The complete removal of the stranded Oceanlinx wave energy converter has taken a different turn when the authorities in Southern Australia decided to pull out only part of the device from the sea, while leaving the rest of the structure to develop into artificial reef.
The local government has issued a tender for removal works of the machine that was to produce clean energy from waves, but sunk during transport off Carrickalinga, a coastal town in South Australia, over four years ago.
The upper part of the device, developed by Australian company Oceanlinx, is set for full removal down to the submerged deck level of the structure, which will remain intact, according to government-issued tender that will close in the first half of October.
The lower part of the device, consisting of a steel crane base and a concrete base on which the crane is mounted, is reportedly going to be turned into marine life-friendly artificial reef, according to the Australian news reports.
“There was a survey that went around to gather some sort of consensus from the community as to what they would like to see happen.
“So I’m not surprised, and I don’t think the community’s surprised, the approach is to cut it down under the water line and let it become an artificial reef,” regional council mayor Glen Rowlands was reported as saying by ABC News Australia.
Oceanlinx’ 1MW wave energy device, named greenWave, has been left stranded since March 2014, despite claims that it would be removed within a year.

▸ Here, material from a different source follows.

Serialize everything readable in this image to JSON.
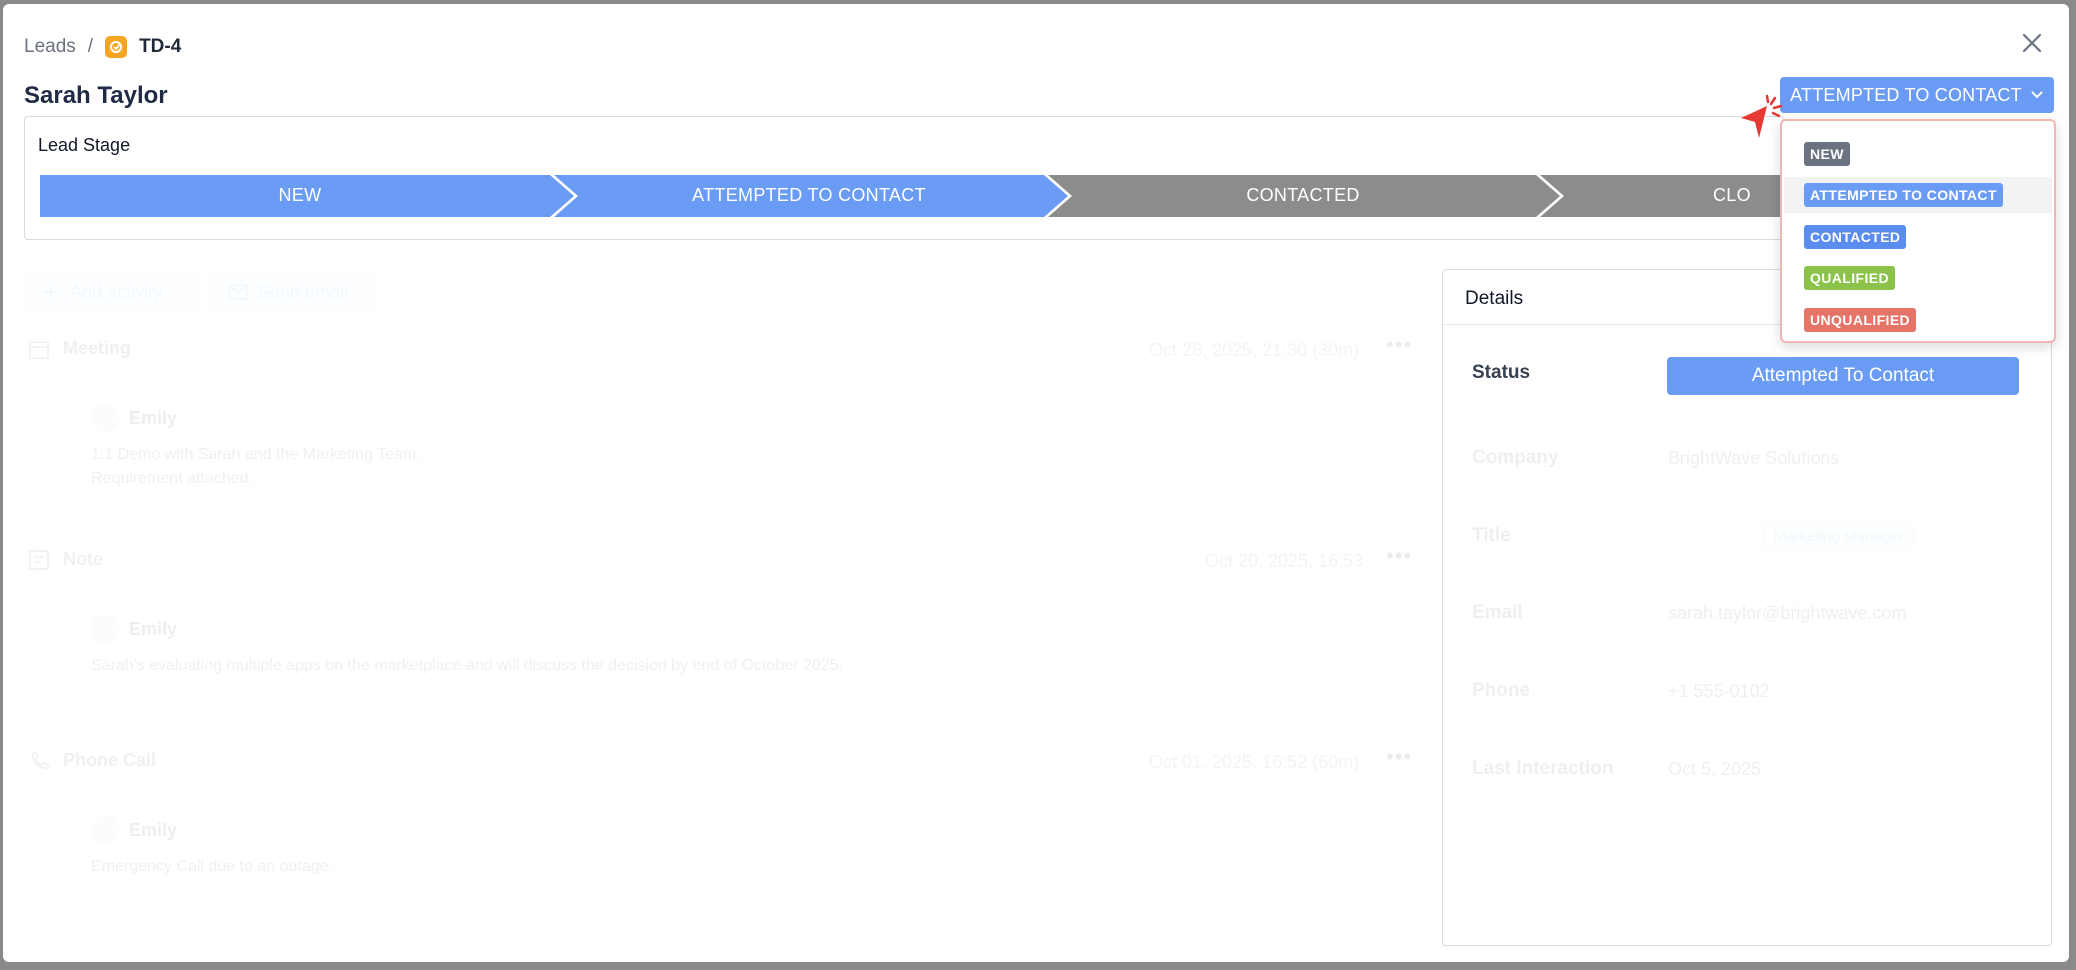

Due to the accident with the unit, Oceanlinx subsequently went out of business.